Today, I'm looking at the traditional club song of my hometown team, Derby County, otherwise known as the Rams!
(Photo from The Daily Echo)
As an avid Derby County fan myself, I will try and keep this post as objective as possible but please forgive me if my bias somehow seeps in!
To understand "Steve Bloomer's Watching", we first need to look at the legendary Steve Bloomer (affectionately nicknamed the "Destroying Angel"), undoubtedly one of the best footballers to ever play the game. Truly a brilliant sportsman (he also played baseball and cricket for Derby teams), he made his professional debut at the tender age of just 18, firing home 4 goals in a game against Darley Dale. He went on to have a prolific career, including a 14-year tenure at Derby County, scoring a total of 332 goals in 525 games for the Rams. Known for having a very slight frame, he terrorised defenses with his natural skill and pure instinct for the game.
It's no surprise then that he's considered one of Derby County's biggest icons with an anthem to match. First used on Boxing Day of 1997, "Steve Bloomer's Watching" was written by 2 Derby fans (Mark Tewson and Martyn Miller) after hearing "Up There Cazaly" at an Australian Rules Football game. They re-wrote the song to include Derby's football greats whilst their musician friend Stephen Halston-Reid modernised the composition.
BBC Radio Derby and actor Robert Lindsay soon got involved after hearing the reworked song. Lionel Pickering (director), Jim Smith (manager) and several squad players also joined in to record the song under the name 'Robert Lindsay and the Pride Park Posse' (arguably the most cringeworthy band name ever).

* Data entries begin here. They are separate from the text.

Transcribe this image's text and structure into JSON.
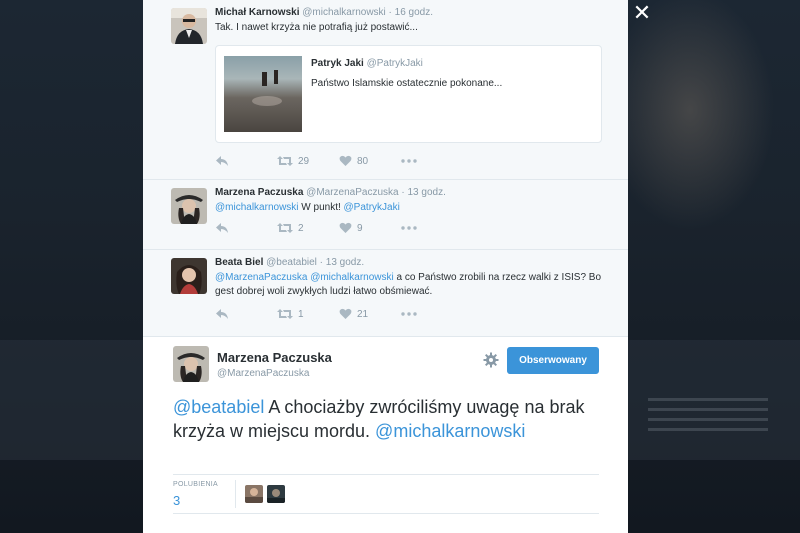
{
  "modal": {
    "close_label": "✕"
  },
  "tweets": [
    {
      "fullname": "Michał Karnowski",
      "username": "@michalkarnowski",
      "time": "· 16 godz.",
      "text": "Tak. I nawet krzyża nie potrafią już postawić...",
      "quote": {
        "fullname": "Patryk Jaki",
        "username": "@PatrykJaki",
        "text": "Państwo Islamskie ostatecznie pokonane..."
      },
      "retweets": "29",
      "likes": "80"
    },
    {
      "fullname": "Marzena Paczuska",
      "username": "@MarzenaPaczuska",
      "time": "· 13 godz.",
      "mention1": "@michalkarnowski",
      "text_mid": " W punkt! ",
      "mention2": "@PatrykJaki",
      "retweets": "2",
      "likes": "9"
    },
    {
      "fullname": "Beata Biel",
      "username": "@beatabiel",
      "time": "· 13 godz.",
      "mention1": "@MarzenaPaczuska",
      "mention2": "@michalkarnowski",
      "text_rest": " a co Państwo zrobili na rzecz walki z ISIS? Bo gest dobrej woli zwykłych ludzi łatwo obśmiewać.",
      "retweets": "1",
      "likes": "21"
    }
  ],
  "main_tweet": {
    "fullname": "Marzena Paczuska",
    "username": "@MarzenaPaczuska",
    "follow_label": "Obserwowany",
    "mention1": "@beatabiel",
    "text": " A chociażby zwróciliśmy uwagę na brak krzyża w miejscu mordu. ",
    "mention2": "@michalkarnowski",
    "likes_label": "POLUBIENIA",
    "likes_count": "3"
  },
  "colors": {
    "accent": "#3b94d9",
    "text": "#292f33",
    "muted": "#8899a6",
    "background": "#141a22"
  },
  "icons": [
    "reply-icon",
    "retweet-icon",
    "like-icon",
    "more-icon",
    "gear-icon",
    "close-icon"
  ]
}
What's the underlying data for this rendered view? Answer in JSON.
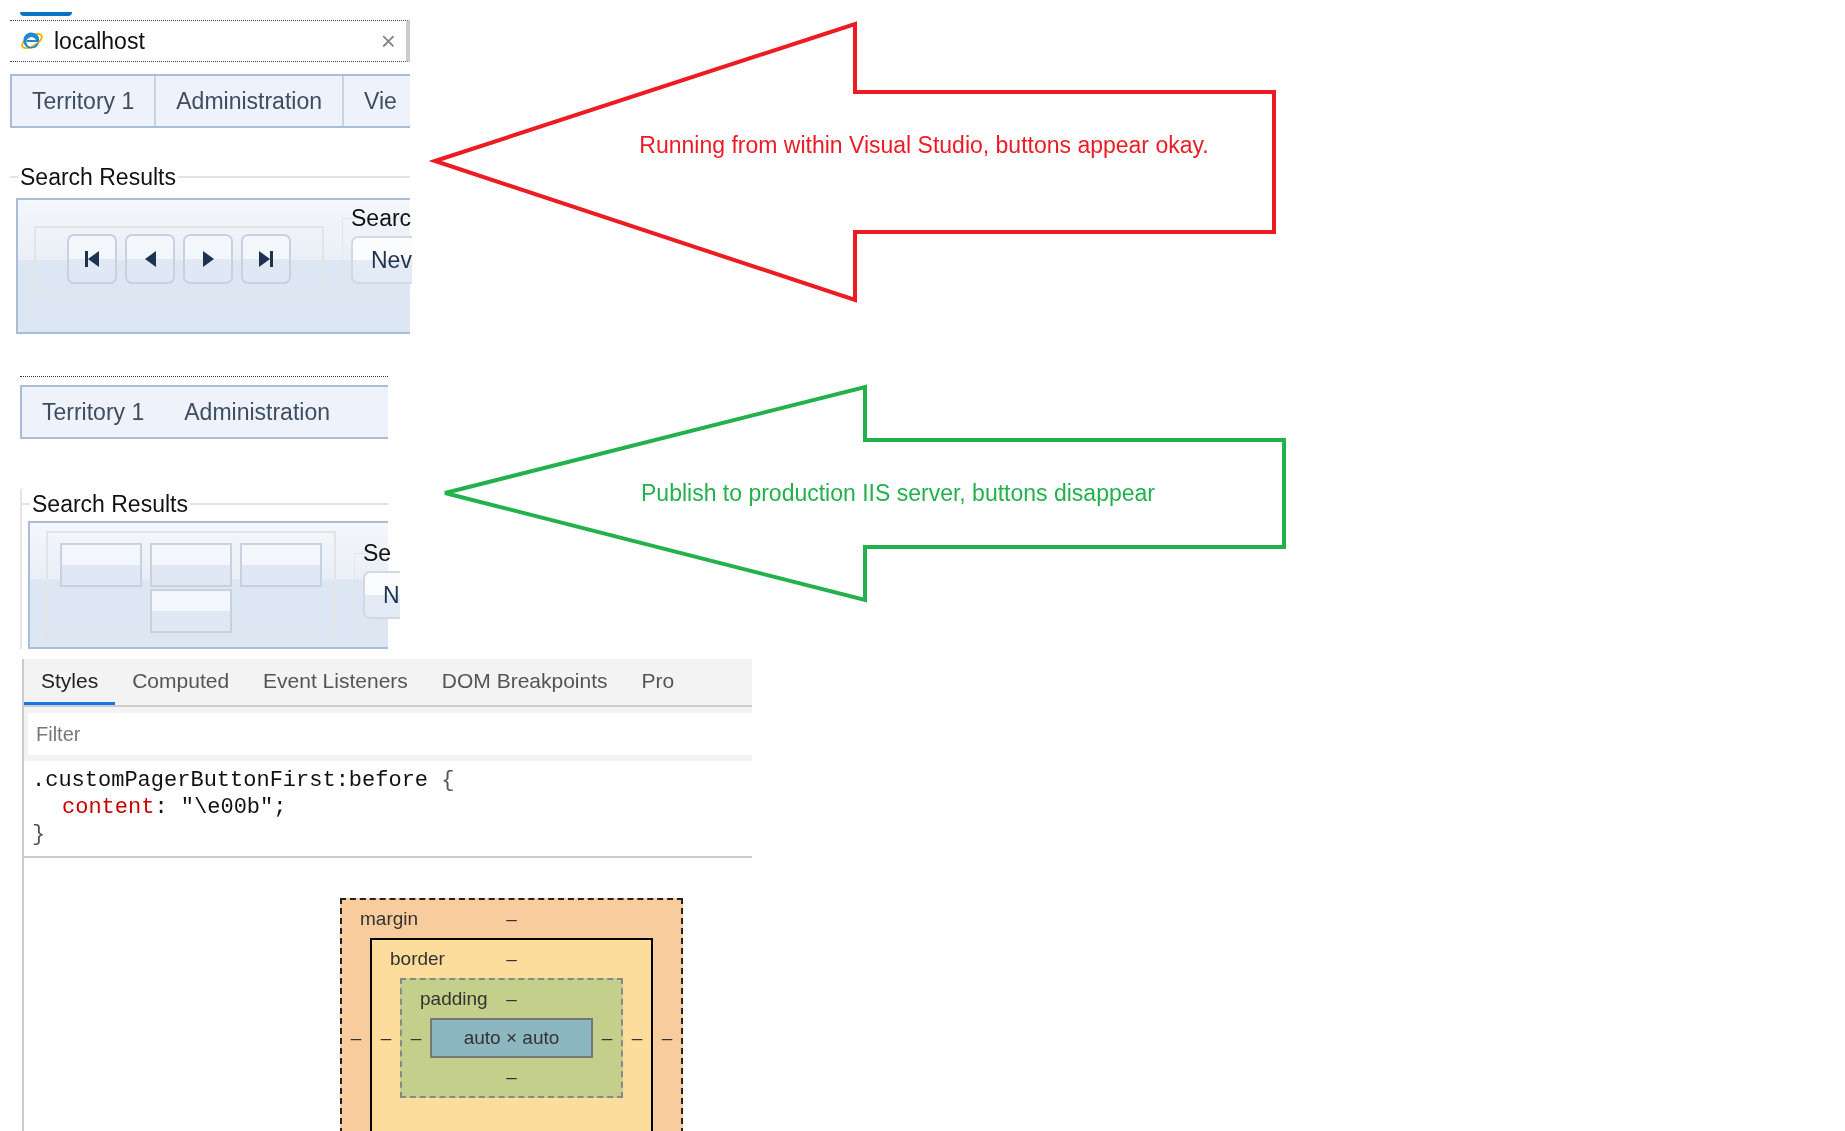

Robert Lindsay: Leader of the "posse"
(photo from The Times)
Since then, it has been played before every single home game, allowing fans young and old to remember the greatness of Steve Bloomer, the game's first real superstar. Bloomer now sits alongside the home dug-out at Pride Park in the form of a bust, "guiding our heroes in the black and the white" as it says in the song.
Now to have a listen:
Another unique feature of this blog is that, for every song, I'll be getting the opinions of the club's fans. Because, let's face it, they're the ones who sing it week in, week out.
For "Steve Bloomer's Watching", I spoke to several people on the DCFCfans forum to gauge their opinion. Unfortunately, the responses were much more negative than I had anticipated.
Sam (17), from Derby, said "When I was younger, it was alright but I've heard it so many times now, its getting on my nerves. No-one really joins in, you just get half the ground clapping and shouting "Derby!" at the end."
James (22),, from Derby, raises the issue of when it's played: "I'm sure the song used to be played to coincide with the kick off which was better as there would be a big load of noise as the game started. Now it's played 10 mins before kick off so less people are interested in joining in and are still finishing off their pints downstairs."
Callum (17),, from Heanor, agrees: "It doesn't help how it's played ten minutes before kick off. Singing it then just feels pointless to me."
On the other hand, Dan (25),, from Blackpool, says, "I like the song & always join in! It's our song & no-one else sings it unlike some chart or old songs adopted by other clubs. It's something nice & unique to us even if the tune is a rip-off of an old Aussie song!"
As for myself, I have to agree with Dan. I find the song to be very uplifting and, just before the kick-off of an important game, it certainly gives me chills when it rings around the stadium. Take the other weekend, for example, during the passionate East Midlands derby between Derby County and Nottingham Forest. 27,000 home fans all standing and belting out "Everybody's frightened of that Derby pride!"
That, my friends, is what a football game is all about.
That brings to a close the first real post of 'Songs Of The Stands'! Thanks to all the participants who gave their opinions and I hope you stick around for the next post in a couple of days!